cism. One cannot identify one's self with another.
Consequently there can be no resulting verifiable
knowledge of the kind a science seeks. One can only
claim at best a possibility. In spite of such criticism
empathic understanding has strong supporters.

Empathy remains an idea to be reckoned with in
our traffic with art, with nature, in our interpersonal
relations, and in our inquiries in the social sciences.


The classical works for the development of empathy in
Germany are Robert Vischer, Das optische Formgefühl,
reprinted in Drei Schriften zum ästhetischen Formproblem
(Halle, 1927), and Theodor Lipps, Raumästhetik und
geometrisch-optische Täuschungen
(Leipzig, 1897), and
Ästhetik, 2 vols. (Hamburg and Leipzig, 1903-06; 2nd ed.
1914-20). Vernon Lee [Violet Paget], Beauty and Ugliness
and other Studies in Psychological Aesthetics
(London and
New York, 1912), written with C. Anstruther-Thompson; and
The Beautiful (Cambridge, 1913) are the sources for her
form of the theory. Herbert Langfeld, The Aesthetic Attitude
(New York, 1920), is the best introduction in English. The
fullest recent consideration is David A. Stewart, Preface to
(New York, 1956).

Shorter selections of Lipps translated into English may
be found in E. F. Carritt, Philosophies of Beauty (London
and New York, 1930) pp. 252-58; Melvin Rader, A Modern
Book of Aesthetics,
3rd ed. (New York, 1960), pp. 574-82;
and Karl Aschenbrenner and Arnold Isenberg, Aesthetic
(Englewood Cliffs, N.J., 1965), pp. 403-12.

For further reference see Wilhelm Worringer, Abstraction
and Empathy
(New York, 1953); Victor Basch, Essai critique
sur l'esthétique de Kant
(Paris 1927); I. Kant, Critique of
trans.

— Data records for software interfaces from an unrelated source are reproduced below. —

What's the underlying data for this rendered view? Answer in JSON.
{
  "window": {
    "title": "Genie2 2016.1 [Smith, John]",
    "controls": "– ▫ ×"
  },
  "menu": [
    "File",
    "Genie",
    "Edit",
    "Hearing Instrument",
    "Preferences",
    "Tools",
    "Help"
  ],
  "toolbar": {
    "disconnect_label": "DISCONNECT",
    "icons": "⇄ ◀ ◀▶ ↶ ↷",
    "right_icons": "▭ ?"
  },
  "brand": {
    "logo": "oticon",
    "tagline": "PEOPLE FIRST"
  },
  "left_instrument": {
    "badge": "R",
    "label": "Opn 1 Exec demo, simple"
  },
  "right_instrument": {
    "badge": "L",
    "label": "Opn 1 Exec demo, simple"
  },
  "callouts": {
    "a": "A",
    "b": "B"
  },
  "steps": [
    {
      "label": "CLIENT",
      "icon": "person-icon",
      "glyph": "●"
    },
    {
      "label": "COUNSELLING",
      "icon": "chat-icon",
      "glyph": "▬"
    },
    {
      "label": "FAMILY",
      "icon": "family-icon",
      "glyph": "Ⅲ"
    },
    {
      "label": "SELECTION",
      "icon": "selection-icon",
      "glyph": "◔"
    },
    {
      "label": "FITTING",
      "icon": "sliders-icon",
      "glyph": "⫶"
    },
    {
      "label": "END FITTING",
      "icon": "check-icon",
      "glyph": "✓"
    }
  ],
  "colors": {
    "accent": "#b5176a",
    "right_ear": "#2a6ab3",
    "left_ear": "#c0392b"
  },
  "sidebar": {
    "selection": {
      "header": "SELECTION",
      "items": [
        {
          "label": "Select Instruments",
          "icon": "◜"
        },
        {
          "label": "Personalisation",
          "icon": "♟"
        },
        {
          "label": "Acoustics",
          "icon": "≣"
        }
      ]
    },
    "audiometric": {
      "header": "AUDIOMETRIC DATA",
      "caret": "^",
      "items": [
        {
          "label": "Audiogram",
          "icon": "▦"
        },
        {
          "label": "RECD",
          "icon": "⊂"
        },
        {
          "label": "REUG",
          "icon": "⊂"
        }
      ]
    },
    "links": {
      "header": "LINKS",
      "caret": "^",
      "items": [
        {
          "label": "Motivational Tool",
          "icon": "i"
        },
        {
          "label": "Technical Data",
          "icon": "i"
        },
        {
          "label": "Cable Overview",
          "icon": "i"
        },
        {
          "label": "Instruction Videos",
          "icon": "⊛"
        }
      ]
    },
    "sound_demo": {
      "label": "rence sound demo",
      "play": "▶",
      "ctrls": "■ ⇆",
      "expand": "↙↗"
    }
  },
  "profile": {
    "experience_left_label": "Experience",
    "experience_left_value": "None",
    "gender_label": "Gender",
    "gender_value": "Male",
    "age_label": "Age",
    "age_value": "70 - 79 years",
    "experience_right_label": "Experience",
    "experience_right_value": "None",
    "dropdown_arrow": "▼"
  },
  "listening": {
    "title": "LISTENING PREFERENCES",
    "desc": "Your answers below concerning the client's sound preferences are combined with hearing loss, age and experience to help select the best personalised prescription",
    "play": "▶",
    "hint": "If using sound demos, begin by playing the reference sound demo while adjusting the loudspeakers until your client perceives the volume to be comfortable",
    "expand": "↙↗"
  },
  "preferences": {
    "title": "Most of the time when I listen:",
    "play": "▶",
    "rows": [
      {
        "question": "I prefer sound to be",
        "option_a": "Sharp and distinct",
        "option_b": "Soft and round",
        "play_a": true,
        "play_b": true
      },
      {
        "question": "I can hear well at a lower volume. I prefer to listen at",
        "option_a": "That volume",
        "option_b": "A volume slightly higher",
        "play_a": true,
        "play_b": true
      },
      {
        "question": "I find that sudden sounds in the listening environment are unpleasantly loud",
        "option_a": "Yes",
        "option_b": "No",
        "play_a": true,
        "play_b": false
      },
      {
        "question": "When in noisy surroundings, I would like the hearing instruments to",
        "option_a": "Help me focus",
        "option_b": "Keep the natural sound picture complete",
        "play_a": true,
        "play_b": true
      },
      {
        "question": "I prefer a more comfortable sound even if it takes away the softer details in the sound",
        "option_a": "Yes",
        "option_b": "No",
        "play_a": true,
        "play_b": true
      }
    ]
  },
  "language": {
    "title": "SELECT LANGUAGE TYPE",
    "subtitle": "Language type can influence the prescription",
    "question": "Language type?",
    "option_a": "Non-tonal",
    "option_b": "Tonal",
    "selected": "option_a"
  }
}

J. H. Bernard (New York, 1951), pp. 45-46.

The development of the method of Verstehen and
empathic understanding occurs in Wilhelm Dilthey, Ideen
über einer beschreibende und zergliedernde Psychologie

(Leipzig, 1894); and Max Weber, Gesammelte Aufsätze zur


Wissenschaftslehre (Tübingen, 1920). The best short state-
ment and analysis of the idea occurs in Theodore Abel, “The
Operation Called 'Verstehen',” in the American Journal of
54 (1948-49), 211-18, reprinted in Edward H.
Madden, ed., The Structure of Scientific Thought (Boston,
1960), pp. 158-66. The full reference for Houkom is Alf S.
Houkom, “Lucas Foss and Chance Music,” Music: the
A.G.O. and R.C.C.O. Magazine,
2, no. 2 (Feb. 1968), 10.


[See also Iconography; Impressionism; Metaphor; Mimesis;
Psychological Schools; Ut pictura poesis.]